TASK BRIEF> Using the data below, show every line where the word "Contacto" occurs.

• • • •

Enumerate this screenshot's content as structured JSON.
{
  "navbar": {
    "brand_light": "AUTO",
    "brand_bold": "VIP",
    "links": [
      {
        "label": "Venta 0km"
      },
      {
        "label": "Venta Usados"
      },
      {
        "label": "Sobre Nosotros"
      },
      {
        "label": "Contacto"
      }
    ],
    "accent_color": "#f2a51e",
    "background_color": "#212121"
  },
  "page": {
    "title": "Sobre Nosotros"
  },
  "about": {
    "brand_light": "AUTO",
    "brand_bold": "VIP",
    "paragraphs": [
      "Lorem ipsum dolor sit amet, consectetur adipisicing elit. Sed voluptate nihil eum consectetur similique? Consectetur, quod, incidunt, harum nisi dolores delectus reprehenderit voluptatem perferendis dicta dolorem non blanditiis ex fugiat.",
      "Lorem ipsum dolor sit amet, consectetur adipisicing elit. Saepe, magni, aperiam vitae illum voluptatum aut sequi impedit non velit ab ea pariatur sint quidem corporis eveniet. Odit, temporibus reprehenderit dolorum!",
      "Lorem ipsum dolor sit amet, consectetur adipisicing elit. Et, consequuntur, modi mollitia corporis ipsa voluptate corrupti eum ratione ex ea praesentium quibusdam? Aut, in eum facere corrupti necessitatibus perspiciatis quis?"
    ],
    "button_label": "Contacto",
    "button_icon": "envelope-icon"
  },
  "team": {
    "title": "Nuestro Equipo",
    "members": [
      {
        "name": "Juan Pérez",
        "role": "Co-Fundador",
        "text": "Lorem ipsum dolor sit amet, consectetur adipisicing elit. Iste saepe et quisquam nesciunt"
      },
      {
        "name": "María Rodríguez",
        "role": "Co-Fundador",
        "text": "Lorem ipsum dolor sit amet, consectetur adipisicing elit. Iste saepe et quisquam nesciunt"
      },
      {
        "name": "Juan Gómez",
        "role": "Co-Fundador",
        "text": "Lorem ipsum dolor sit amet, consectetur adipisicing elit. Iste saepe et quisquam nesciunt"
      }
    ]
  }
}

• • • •

OUTPUT BELOW>
        "label": "Contacto"
    "button_label": "Contacto",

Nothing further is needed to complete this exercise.